Read 1 Thessalonians 2:7-9
- How does Paul describe his relationship with the Thessalonians in 1 Thessalonians 2:7-8?
The imagery Paul uses here is beautiful. If you have ever had the experience of nursing your child, you know the overwhelming emotional bond felt. This is the way he describes his feelings towards these young Christians. In 1 Thessalonians 2:8, Paul even suggests this bond is so strong that he and his companions would be willing to sacrifice their very lives for the sake of the Thessalonians. Paul understood that many of these Christians had given up so much, including family and friends; he wanted to assure them that they had a bond and support that would not be shaken.
The relationship that Paul shares with his converts should be our ultimate goal for our relationships with our fellow Christians. Too often, it seems that the people in the pew next to us are simply acquaintances that we know very little about. Maybe they are even check marks on our prayer list or buddies we hang out with from time to time, but can we honestly speak about them the way Paul does about his fellow Christians? Do we have the same emotional ties to our brothers and sisters in Christ that we do to our own children?
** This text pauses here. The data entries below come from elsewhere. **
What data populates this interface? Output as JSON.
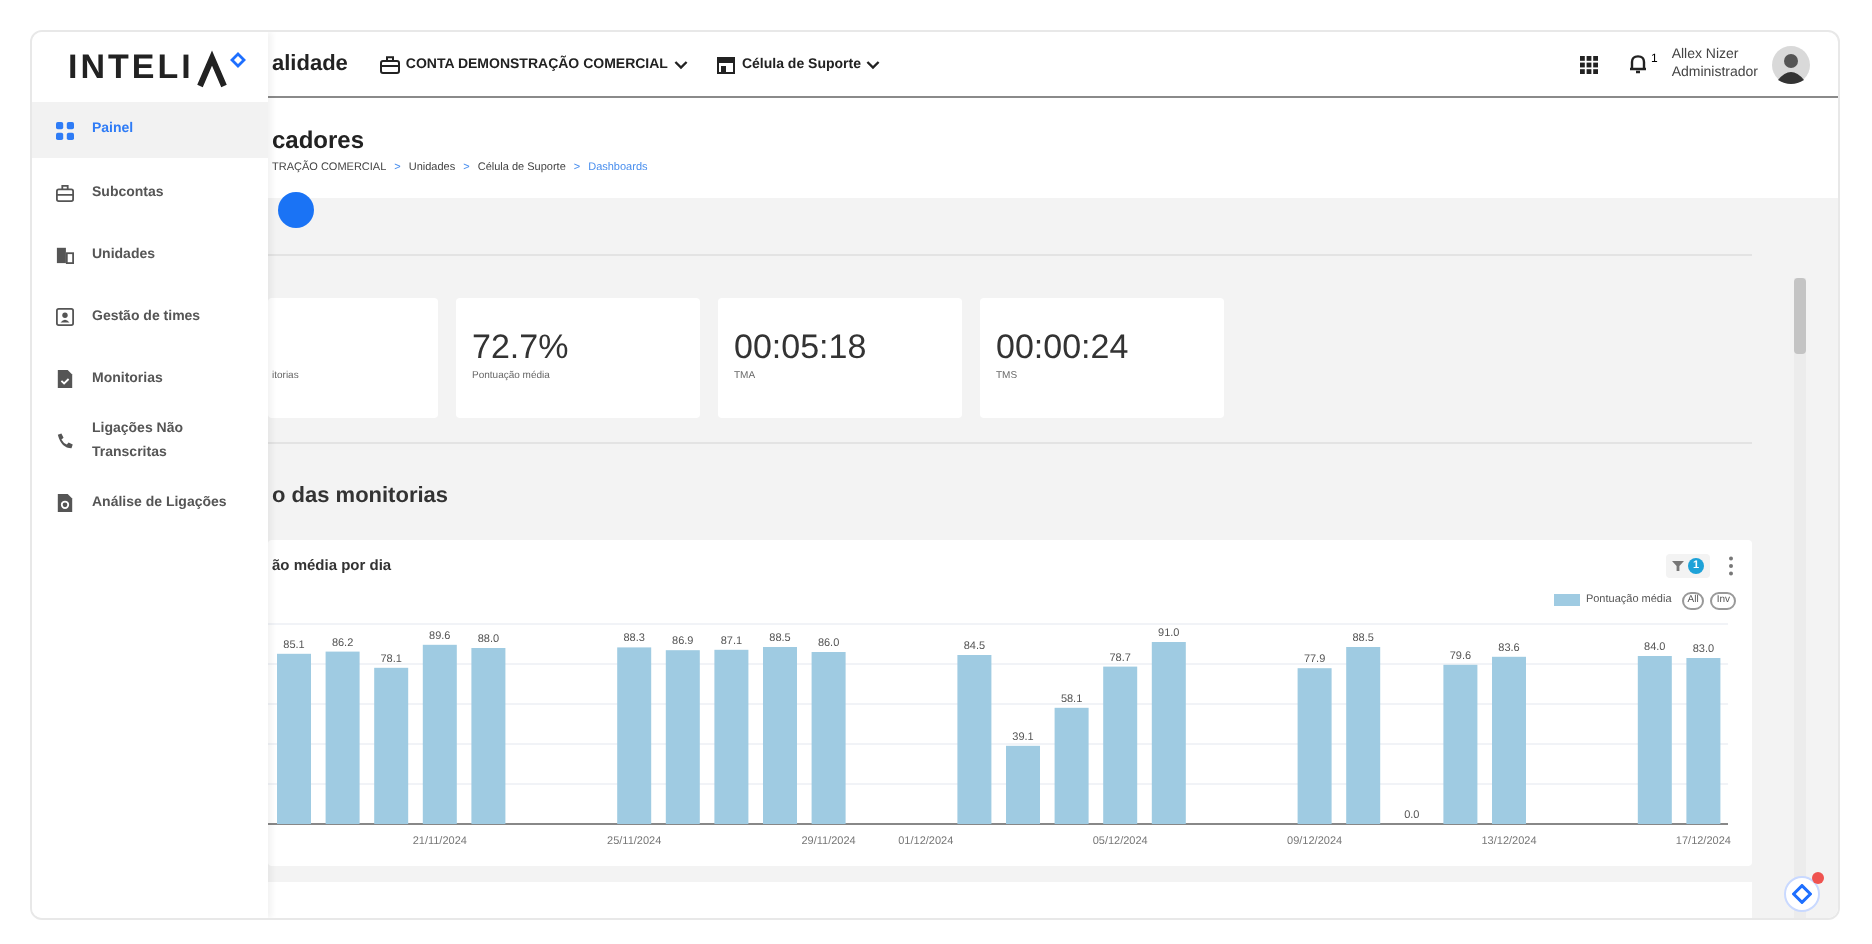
{
  "sidebar": {
    "logo": "INTELI",
    "items": [
      {
        "label": "Painel",
        "kind": "grid",
        "selected": true
      },
      {
        "label": "Subcontas",
        "kind": "briefcase",
        "selected": false
      },
      {
        "label": "Unidades",
        "kind": "building",
        "selected": false
      },
      {
        "label": "Gestão de times",
        "kind": "badge",
        "selected": false
      },
      {
        "label": "Monitorias",
        "kind": "document",
        "selected": false
      },
      {
        "label": "Ligações Não Transcritas",
        "kind": "phone",
        "selected": false
      },
      {
        "label": "Análise de Ligações",
        "kind": "report",
        "selected": false
      }
    ]
  },
  "topbar": {
    "title": "alidade",
    "account": "CONTA DEMONSTRAÇÃO COMERCIAL",
    "unit": "Célula de Suporte",
    "notifications": "1",
    "user_name": "Allex Nizer",
    "user_role": "Administrador"
  },
  "header": {
    "title": "cadores",
    "breadcrumb": [
      {
        "label": "TRAÇÃO COMERCIAL",
        "current": false
      },
      {
        "label": "Unidades",
        "current": false
      },
      {
        "label": "Célula de Suporte",
        "current": false
      },
      {
        "label": "Dashboards",
        "current": true
      }
    ],
    "separator": ">"
  },
  "kpis": [
    {
      "label": "itorias"
    },
    {
      "value": "72.7%",
      "label": "Pontuação média"
    },
    {
      "value": "00:05:18",
      "label": "TMA"
    },
    {
      "value": "00:00:24",
      "label": "TMS"
    }
  ],
  "section_title": "o das monitorias",
  "chart_card": {
    "filter_count": "1",
    "legend_buttons": [
      "All",
      "Inv"
    ],
    "chart_data": {
      "type": "bar",
      "title": "ão média por dia",
      "ylim": [
        0,
        100
      ],
      "data_labels": true,
      "categories": [
        null,
        null,
        null,
        "21/11/2024",
        null,
        null,
        null,
        "25/11/2024",
        null,
        null,
        null,
        "29/11/2024",
        null,
        "01/12/2024",
        null,
        null,
        null,
        "05/12/2024",
        null,
        null,
        null,
        "09/12/2024",
        null,
        null,
        null,
        "13/12/2024",
        null,
        null,
        null,
        "17/12/2024"
      ],
      "series": [
        {
          "name": "Pontuação média",
          "color": "#9fcbe2",
          "values": [
            85.1,
            86.2,
            78.1,
            89.6,
            88.0,
            null,
            null,
            88.3,
            86.9,
            87.1,
            88.5,
            86.0,
            null,
            null,
            84.5,
            39.1,
            58.1,
            78.7,
            91.0,
            null,
            null,
            77.9,
            88.5,
            0.0,
            79.6,
            83.6,
            null,
            null,
            84.0,
            83.0
          ],
          "value_labels": [
            "85.1",
            "86.2",
            "78.1",
            "89.6",
            "88.0",
            null,
            null,
            "88.3",
            "86.9",
            "87.1",
            "88.5",
            "86.0",
            null,
            null,
            "84.5",
            "39.1",
            "58.1",
            "78.7",
            "91.0",
            null,
            null,
            "77.9",
            "88.5",
            "0.0",
            "79.6",
            "83.6",
            null,
            null,
            "84.0",
            "83.0"
          ]
        }
      ]
    }
  }
}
- What would it look like on a practical level if we all shared the same affection for our Christian brothers and sisters that Paul did?
- What is one thing you can do this week to share your affection with someone in your congregation?
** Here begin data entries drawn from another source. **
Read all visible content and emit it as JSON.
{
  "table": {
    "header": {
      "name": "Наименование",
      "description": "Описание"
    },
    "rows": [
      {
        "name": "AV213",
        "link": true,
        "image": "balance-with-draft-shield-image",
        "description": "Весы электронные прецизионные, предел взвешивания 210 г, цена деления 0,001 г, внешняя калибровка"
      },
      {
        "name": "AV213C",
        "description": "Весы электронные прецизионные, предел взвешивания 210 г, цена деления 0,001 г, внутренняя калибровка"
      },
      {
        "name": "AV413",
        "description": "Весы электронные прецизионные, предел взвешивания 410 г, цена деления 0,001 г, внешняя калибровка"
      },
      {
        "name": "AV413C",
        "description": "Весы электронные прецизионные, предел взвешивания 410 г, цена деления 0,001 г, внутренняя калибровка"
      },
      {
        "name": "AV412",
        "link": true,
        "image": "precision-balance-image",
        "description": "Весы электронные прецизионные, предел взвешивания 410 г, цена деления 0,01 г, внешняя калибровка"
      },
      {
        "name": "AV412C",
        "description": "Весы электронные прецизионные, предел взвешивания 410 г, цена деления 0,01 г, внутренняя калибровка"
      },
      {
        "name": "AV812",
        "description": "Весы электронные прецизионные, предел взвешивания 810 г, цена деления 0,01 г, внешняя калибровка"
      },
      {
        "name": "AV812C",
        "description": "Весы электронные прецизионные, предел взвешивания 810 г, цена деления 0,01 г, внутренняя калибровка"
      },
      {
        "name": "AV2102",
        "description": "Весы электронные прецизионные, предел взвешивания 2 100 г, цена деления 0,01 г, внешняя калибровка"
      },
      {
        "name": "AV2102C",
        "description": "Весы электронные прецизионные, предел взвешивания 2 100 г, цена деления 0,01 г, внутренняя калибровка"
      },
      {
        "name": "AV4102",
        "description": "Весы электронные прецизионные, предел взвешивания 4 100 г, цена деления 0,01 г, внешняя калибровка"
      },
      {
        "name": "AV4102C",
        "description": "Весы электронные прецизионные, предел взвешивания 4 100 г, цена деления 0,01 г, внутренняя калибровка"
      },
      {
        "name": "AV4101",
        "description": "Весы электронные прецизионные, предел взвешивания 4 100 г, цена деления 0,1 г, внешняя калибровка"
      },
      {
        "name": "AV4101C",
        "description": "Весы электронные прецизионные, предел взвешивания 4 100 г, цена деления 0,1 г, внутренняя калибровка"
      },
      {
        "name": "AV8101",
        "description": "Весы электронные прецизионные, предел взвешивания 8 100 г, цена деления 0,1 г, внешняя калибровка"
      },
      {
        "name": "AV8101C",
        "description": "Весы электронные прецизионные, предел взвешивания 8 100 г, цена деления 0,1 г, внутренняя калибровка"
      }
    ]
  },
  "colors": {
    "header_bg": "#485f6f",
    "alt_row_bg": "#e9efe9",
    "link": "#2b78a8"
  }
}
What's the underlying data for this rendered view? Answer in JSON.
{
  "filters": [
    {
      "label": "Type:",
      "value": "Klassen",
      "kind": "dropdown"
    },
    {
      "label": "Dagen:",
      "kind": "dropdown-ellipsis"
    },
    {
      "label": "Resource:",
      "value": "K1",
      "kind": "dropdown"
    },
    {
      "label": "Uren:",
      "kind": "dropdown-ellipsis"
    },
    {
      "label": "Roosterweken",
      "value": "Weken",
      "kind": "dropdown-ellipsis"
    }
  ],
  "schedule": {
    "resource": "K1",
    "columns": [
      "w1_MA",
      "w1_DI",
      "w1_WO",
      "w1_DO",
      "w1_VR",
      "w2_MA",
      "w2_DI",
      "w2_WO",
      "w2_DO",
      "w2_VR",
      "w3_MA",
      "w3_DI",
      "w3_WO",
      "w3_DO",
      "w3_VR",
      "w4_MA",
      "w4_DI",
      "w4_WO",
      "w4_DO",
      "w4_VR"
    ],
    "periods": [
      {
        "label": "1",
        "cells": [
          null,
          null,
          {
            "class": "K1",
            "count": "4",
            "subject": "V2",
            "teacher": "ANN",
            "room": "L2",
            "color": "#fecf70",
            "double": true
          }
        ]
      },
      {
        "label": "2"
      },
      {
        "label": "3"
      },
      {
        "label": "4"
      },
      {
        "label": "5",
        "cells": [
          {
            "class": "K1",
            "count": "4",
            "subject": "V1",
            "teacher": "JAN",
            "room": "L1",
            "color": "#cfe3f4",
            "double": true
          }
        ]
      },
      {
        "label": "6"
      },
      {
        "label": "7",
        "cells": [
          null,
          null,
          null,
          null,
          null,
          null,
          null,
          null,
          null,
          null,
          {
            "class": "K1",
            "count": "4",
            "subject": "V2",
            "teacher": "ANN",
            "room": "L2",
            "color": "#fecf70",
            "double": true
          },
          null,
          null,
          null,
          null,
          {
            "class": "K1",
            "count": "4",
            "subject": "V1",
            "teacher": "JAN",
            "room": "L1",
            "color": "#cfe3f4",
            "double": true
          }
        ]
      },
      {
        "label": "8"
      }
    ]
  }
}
Read 1 Thessalonians 2:10-12
- What analogy does Paul use in 1 Thessalonians 2:11 to describe his relationship with the Thessalonians?
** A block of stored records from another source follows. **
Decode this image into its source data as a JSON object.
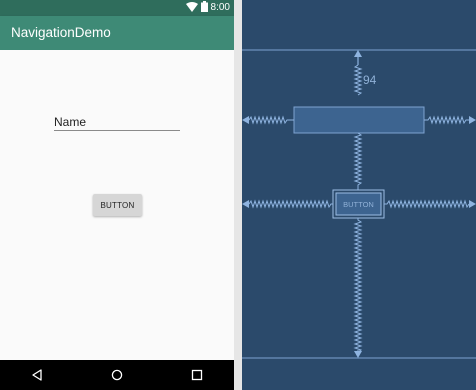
{
  "status_bar": {
    "time": "8:00",
    "icons": [
      "wifi-icon",
      "battery-icon"
    ]
  },
  "app_bar": {
    "title": "NavigationDemo"
  },
  "form": {
    "name_value": "Name",
    "button_label": "BUTTON"
  },
  "nav_bar": {
    "icons": [
      "back-icon",
      "home-icon",
      "recents-icon"
    ]
  },
  "blueprint": {
    "margin_label": "94",
    "button_label": "BUTTON"
  },
  "colors": {
    "status_bar": "#2f6d5c",
    "app_bar": "#3e8a76",
    "blueprint_bg": "#2b4a6b",
    "blueprint_line": "#7ea3d0"
  }
}
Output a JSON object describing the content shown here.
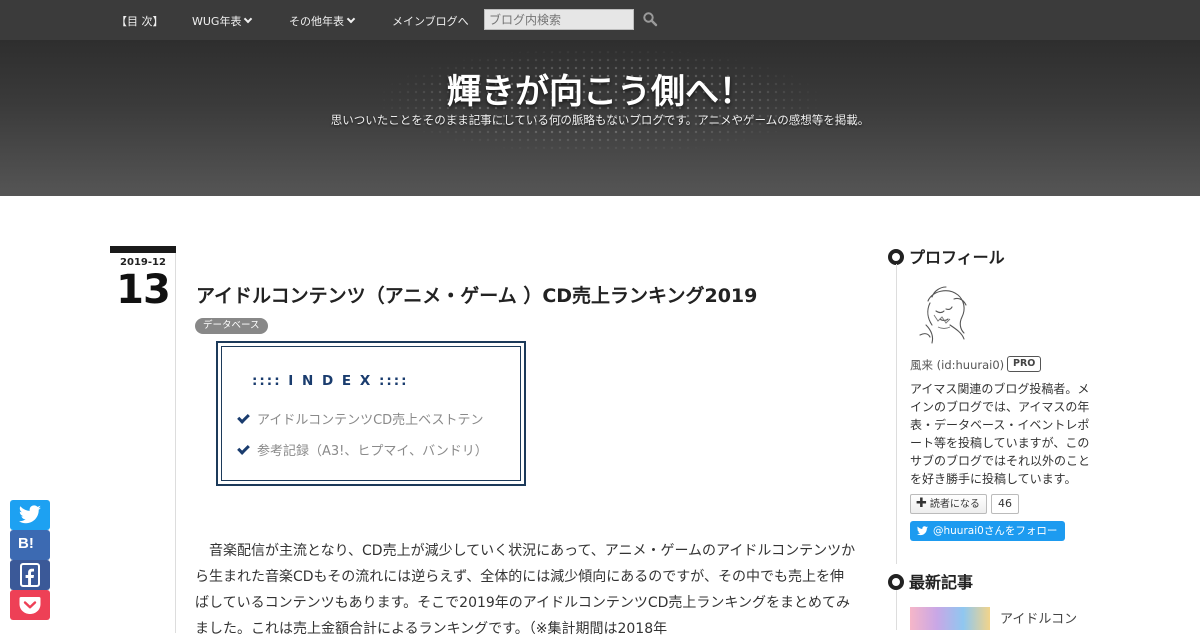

- According to 1 Thessalonians 2:11, what three things did Paul do?
Paul shifts his analogy at this point and compares himself to their father. These two examples of mother and father show the different roles that Paul plays in the lives of these Christians. The three terms he uses here perfectly describe this fatherly role Paul takes on. Exhort (PARAKALEO) literally means to “call to one’s side” or to plead with someone. Encourage (PARAMYTHEOMAI) means to comfort or to strengthen someone’s heart. Implore (MARTYROMAI) means to insist on something of great importance. This fatherly role was one of great persuasiveness. He wasn’t just there to show them affection; he was there to affect change in their lives.
- According to 1 Thessalonians 2:12, what was the purpose of this change?
Scripture is clear that this balance between heart and truth is necessary and Paul always tempered his message with both. If Paul would have come to Thessalonica demanding change but never expressing his concern and care for the people, it would have hardly been effective. If he would have come like the false teachers, only in an attempt at making people feel good, his message would have been fruitless. The balance that Paul continually shows throughout his ministry is one we should take note of in our own evangelistic efforts.
- How can simply teaching facts and demanding change without showing concern for people be damaging to the cause of Christ?
- How can only showing our affection for people and never teaching things that will change behavior and challenge people be damaging?
- What are some ways we can be careful to maintain the balance of the affectionate mother and the imploring father when we are teaching others?
One thing is abundantly clear throughout the passage we have been studying this week, Paul had a deep devotion and love for his fellow Christians. When you read and fully digest this section, you can almost hear the pages drip with his emotion and concern for the Thessalonians. As you go throughout your week, let this relationship be your model for the way you treat your brothers and sisters in Christ. Take every opportunity to show them love and remind them that you care for them deeply. Take time to learn about them and keep their concerns in your prayers. Your encouragement could be the very thing someone needs to stand firm as they face the sea of opposition in their world.